Resources:

In addition to the analytical, research, and writing skills acquired in ISF 189 and other coursework, students are encouraged to begin discussion before the semester of their Senior Thesis about sources and bibliography with the ISF faculty, and to reach out to faculty in relevant departments and programs on the UC campus.  The student's thesis advisor in ISF 190 will be an important resource in directing them towards resident experts on campus.  Lynn Jones, Research Librarian at Doe, is an invaluable resource in helping orient students towards primary and secondary sources: students should consult her "ISF 190 Thesis Seminar" website long before they begin the 190 (http://guides.lib.berkeley.edu/course-guide/193-ISF190).  Indeed, it is expected that students will have devoted a serious effort towards identifying a research topic, if not a set of research questions, before the semester of their Senior Thesis, and should come prepared to the first meeting of their ISF 190 with a paragraph statement, list of possible sources, and foundational bibliography for their Senior Thesis.


[1]
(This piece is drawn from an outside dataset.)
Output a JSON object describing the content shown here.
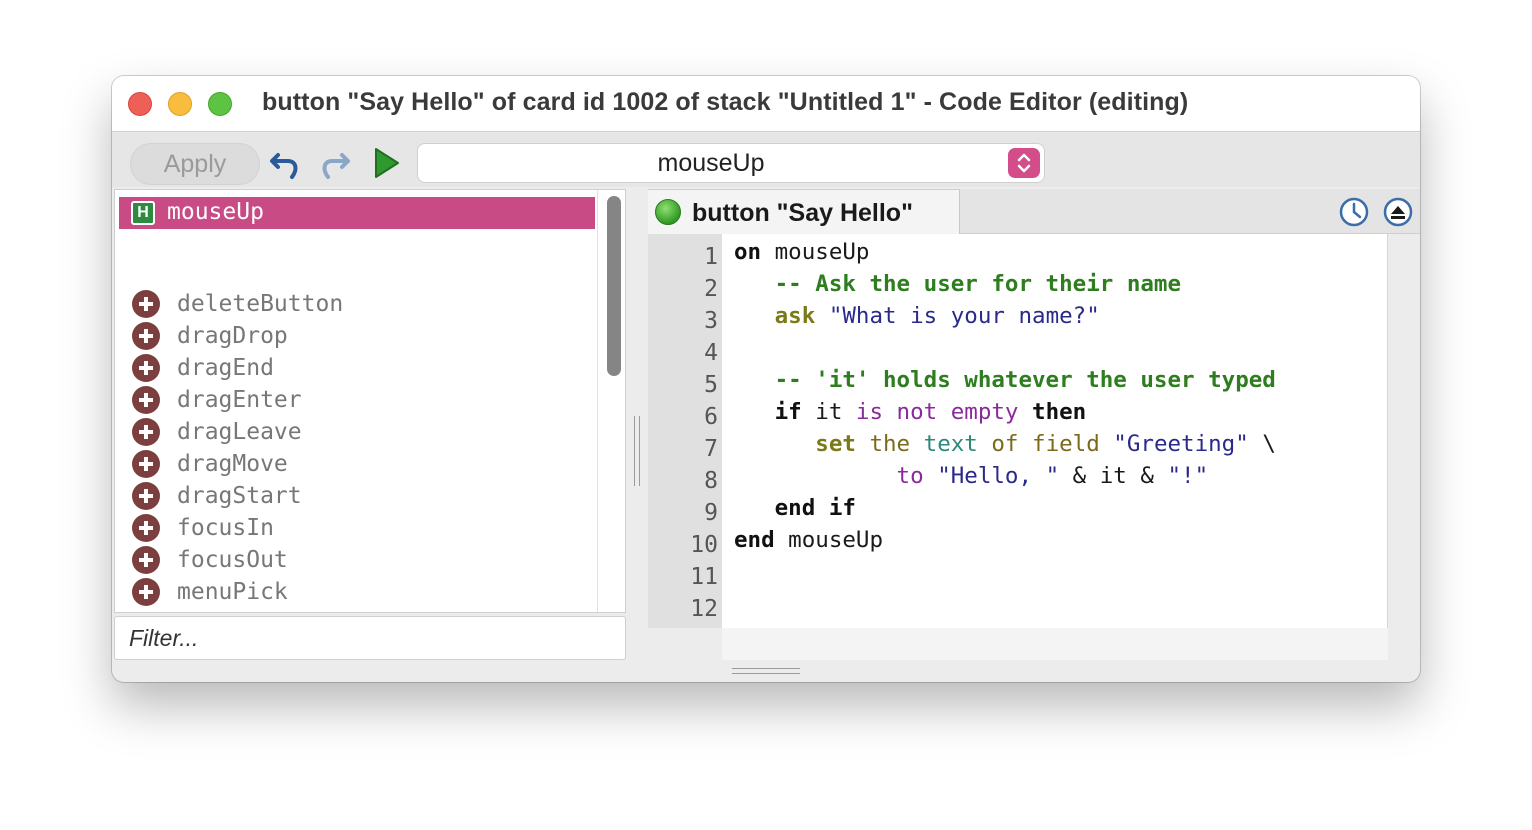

For further elaboration of these categories, see Wayne C. Booth, Gregory G. Colomb, and Joseph M. Williams, The Craft of Research, 3rd edition(Chicago: The University of Chicago Press, 2008): 69-70 et. seq.

ISF Creative Thesis Option - On occasion, an appropriate part of the senior thesis can be an original, creative work such as a play, musical composition, a performance piece, a video production, a screenplay, or a collection of poetry. The thesis, no matter what form it takes, is expected to be an outgrowth of the Research Program.  Students choosing to do the creative option must 1) secure an outside adviser/"second reader" who is knowledgeable in the appropriate creative field, and 2) write a 15 page research paper on the theoretical foundations of the creative work.  Students who are interested in exploring this option should first consult with Professor Rakesh Bhandari.